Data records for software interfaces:
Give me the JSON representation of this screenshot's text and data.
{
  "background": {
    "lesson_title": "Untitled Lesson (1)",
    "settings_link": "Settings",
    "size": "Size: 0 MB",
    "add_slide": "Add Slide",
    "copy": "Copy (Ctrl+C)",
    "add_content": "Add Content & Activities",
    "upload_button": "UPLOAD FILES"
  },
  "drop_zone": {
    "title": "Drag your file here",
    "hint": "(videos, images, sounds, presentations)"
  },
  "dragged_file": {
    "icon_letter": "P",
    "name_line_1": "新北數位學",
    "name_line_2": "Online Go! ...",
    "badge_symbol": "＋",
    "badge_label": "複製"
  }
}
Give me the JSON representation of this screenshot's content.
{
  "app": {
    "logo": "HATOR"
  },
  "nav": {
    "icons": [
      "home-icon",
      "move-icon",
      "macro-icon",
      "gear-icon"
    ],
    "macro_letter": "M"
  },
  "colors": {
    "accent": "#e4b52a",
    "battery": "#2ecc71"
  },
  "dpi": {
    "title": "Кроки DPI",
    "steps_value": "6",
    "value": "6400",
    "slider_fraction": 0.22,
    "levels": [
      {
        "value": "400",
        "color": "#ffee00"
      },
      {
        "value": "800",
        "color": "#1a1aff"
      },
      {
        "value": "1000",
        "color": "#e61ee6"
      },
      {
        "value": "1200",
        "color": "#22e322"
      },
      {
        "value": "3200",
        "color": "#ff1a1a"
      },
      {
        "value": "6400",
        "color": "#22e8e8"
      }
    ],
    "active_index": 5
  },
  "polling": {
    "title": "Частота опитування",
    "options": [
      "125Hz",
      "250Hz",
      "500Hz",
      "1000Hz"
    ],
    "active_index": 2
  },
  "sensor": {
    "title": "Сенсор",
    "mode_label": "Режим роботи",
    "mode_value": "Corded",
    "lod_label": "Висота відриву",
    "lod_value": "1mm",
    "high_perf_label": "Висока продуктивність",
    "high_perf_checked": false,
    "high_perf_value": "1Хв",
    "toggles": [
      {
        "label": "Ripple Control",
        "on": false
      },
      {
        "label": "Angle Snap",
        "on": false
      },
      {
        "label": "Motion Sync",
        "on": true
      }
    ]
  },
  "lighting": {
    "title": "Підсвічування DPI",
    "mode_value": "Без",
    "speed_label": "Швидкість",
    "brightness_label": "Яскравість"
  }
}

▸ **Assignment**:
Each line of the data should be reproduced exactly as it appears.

▸ **Output below**:
Give me the JSON representation of this screenshot's text and data.
{
  "background": {
    "lesson_title": "Untitled Lesson (1)",
    "settings_link": "Settings",
    "size": "Size: 0 MB",
    "add_slide": "Add Slide",
    "copy": "Copy (Ctrl+C)",
    "add_content": "Add Content & Activities",
    "upload_button": "UPLOAD FILES"
  },
  "drop_zone": {
    "title": "Drag your file here",
    "hint": "(videos, images, sounds, presentations)"
  },
  "dragged_file": {
    "icon_letter": "P",
    "name_line_1": "新北數位學",
    "name_line_2": "Online Go! ...",
    "badge_symbol": "＋",
    "badge_label": "複製"
  }
}
Give me the JSON representation of this screenshot's content.
{
  "app": {
    "logo": "HATOR"
  },
  "nav": {
    "icons": [
      "home-icon",
      "move-icon",
      "macro-icon",
      "gear-icon"
    ],
    "macro_letter": "M"
  },
  "colors": {
    "accent": "#e4b52a",
    "battery": "#2ecc71"
  },
  "dpi": {
    "title": "Кроки DPI",
    "steps_value": "6",
    "value": "6400",
    "slider_fraction": 0.22,
    "levels": [
      {
        "value": "400",
        "color": "#ffee00"
      },
      {
        "value": "800",
        "color": "#1a1aff"
      },
      {
        "value": "1000",
        "color": "#e61ee6"
      },
      {
        "value": "1200",
        "color": "#22e322"
      },
      {
        "value": "3200",
        "color": "#ff1a1a"
      },
      {
        "value": "6400",
        "color": "#22e8e8"
      }
    ],
    "active_index": 5
  },
  "polling": {
    "title": "Частота опитування",
    "options": [
      "125Hz",
      "250Hz",
      "500Hz",
      "1000Hz"
    ],
    "active_index": 2
  },
  "sensor": {
    "title": "Сенсор",
    "mode_label": "Режим роботи",
    "mode_value": "Corded",
    "lod_label": "Висота відриву",
    "lod_value": "1mm",
    "high_perf_label": "Висока продуктивність",
    "high_perf_checked": false,
    "high_perf_value": "1Хв",
    "toggles": [
      {
        "label": "Ripple Control",
        "on": false
      },
      {
        "label": "Angle Snap",
        "on": false
      },
      {
        "label": "Motion Sync",
        "on": true
      }
    ]
  },
  "lighting": {
    "title": "Підсвічування DPI",
    "mode_value": "Без",
    "speed_label": "Швидкість",
    "brightness_label": "Яскравість"
  }
}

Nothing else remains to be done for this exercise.